Anyway my uncle had several beautiful outfits handmade for my doll But she also came to a sticky end too, poor thing. I dismembered her and used a scissors to cut between her legs. I just had to find out what was so special inside.
I buried her somewhere too – but nearly 40 years later when I was clearing out mums house after she had died, I opened a drawer and to my horror I found all of Samanthas outfits folded neatly in tissue paper. I was completely undone at this point and howled loud and long.

Anyway I’m sort of slightly relieved that I can remember something that indicates I was troubled by the abuse. However, Im sorry if this story upsets probably every other survivor reading this because no doubt all you can remember about the abuse you suffered is bare minimum extreme pain and fear. But strangely, feeling nothing is a kind of torment too.

Thanks for listening & Take care

“climbing mountains in therapy” If you’re having counselling & it feels worse…

imageIf (like me) you have spent your life denying or minimising or distracting yourself as a way to cope with your past – then actually FEELING things about what happened to you now that you are in therapy can feel overwhelming and can feel worse.

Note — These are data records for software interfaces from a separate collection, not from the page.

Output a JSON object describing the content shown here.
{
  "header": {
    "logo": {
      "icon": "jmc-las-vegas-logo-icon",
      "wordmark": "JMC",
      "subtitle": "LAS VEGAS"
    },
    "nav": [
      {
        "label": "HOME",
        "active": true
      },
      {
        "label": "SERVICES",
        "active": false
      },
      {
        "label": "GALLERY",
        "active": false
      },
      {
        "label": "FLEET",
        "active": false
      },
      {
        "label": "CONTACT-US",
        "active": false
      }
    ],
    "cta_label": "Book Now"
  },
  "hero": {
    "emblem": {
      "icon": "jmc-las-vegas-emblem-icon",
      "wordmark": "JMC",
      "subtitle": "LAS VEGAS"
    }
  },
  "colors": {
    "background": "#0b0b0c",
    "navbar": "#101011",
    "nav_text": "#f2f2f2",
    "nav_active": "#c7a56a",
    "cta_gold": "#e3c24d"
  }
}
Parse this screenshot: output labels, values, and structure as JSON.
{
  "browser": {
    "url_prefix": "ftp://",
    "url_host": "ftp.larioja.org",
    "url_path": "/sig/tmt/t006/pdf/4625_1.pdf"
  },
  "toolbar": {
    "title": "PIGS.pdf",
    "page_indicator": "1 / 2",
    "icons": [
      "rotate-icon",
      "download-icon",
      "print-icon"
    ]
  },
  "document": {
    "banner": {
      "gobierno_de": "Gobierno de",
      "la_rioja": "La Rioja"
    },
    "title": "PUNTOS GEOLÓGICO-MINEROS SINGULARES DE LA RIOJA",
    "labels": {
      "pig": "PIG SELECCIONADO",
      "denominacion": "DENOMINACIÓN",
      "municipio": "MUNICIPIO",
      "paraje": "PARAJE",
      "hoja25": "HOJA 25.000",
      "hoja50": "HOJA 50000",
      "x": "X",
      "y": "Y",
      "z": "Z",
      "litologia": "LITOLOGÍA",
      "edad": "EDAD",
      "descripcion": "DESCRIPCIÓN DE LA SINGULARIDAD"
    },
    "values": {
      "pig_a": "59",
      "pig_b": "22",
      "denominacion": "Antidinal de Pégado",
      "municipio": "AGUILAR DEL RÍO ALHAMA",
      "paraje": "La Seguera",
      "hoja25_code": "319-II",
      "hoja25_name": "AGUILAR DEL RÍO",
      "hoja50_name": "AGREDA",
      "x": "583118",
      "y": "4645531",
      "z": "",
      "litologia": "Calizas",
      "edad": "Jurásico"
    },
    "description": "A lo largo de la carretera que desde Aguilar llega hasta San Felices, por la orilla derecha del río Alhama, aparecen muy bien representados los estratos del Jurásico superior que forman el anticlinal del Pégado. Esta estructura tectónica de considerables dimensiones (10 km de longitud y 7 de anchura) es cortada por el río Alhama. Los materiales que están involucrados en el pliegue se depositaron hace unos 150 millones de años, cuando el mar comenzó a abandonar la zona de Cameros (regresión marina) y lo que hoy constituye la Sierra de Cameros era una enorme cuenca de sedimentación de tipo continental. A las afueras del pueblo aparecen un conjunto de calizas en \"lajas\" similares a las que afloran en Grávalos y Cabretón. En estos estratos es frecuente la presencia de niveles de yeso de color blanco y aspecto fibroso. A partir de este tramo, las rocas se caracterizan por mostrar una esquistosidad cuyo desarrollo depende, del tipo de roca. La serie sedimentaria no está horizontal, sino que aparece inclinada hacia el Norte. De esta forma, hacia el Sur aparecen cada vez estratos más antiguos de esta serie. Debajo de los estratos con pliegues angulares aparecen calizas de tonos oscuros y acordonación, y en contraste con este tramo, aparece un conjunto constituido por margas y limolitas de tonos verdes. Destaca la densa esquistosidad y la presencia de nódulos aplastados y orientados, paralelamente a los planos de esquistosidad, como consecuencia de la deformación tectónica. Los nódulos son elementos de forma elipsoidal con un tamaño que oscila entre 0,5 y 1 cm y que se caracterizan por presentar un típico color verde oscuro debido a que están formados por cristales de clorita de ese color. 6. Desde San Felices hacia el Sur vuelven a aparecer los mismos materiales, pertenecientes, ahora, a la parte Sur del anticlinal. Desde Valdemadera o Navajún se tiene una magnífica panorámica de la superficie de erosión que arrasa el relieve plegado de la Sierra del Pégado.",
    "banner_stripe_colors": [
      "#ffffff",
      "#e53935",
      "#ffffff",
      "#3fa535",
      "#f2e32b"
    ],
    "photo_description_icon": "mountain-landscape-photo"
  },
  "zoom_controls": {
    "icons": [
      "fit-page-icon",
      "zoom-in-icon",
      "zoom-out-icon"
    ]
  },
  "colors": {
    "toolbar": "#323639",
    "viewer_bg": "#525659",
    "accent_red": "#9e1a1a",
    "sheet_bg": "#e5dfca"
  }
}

But it’s ok. It’s really ok. It’s part and parcel of facing the past – of thinking and processing the memories. It’s like you have had a festering boil of pain inside you that’s caused you problems and now you are taking the dirty dressing off and probing it – with the help of your Therapist – to let some of the pus out. And it hurts like hell. But it has to come out so that healing can begin. It will only continue to fester and cause you more problems in the long run.

It is a difficult journey. I liken it to walking up the mountains in the Lake District. It’s a slow painful climb and you think you’re at the top but all you’ve climbed is a small hill – and you see other steeper hills that you need to climb and sometimes you don’t feel you have the strength to do it and you wish you could go back down. Sometimes I can feel lost and alone on the mountain and then I find other people on the journey too (pandys) and they give me a “leg up” so to speak to encourage me to keep going.

Take it a step at a time. Try not to look to far ahead. Be gentle on yourself. This is new territory for you and sometimes the familiarity of how we used to cope can seem better than this new place we find ourselves in.

As you climb each steep painful slope – the views will be different – you will be faced with new challenges but your Therapist can be with you to hold your hand and help you on the journey.

From @shinybluedress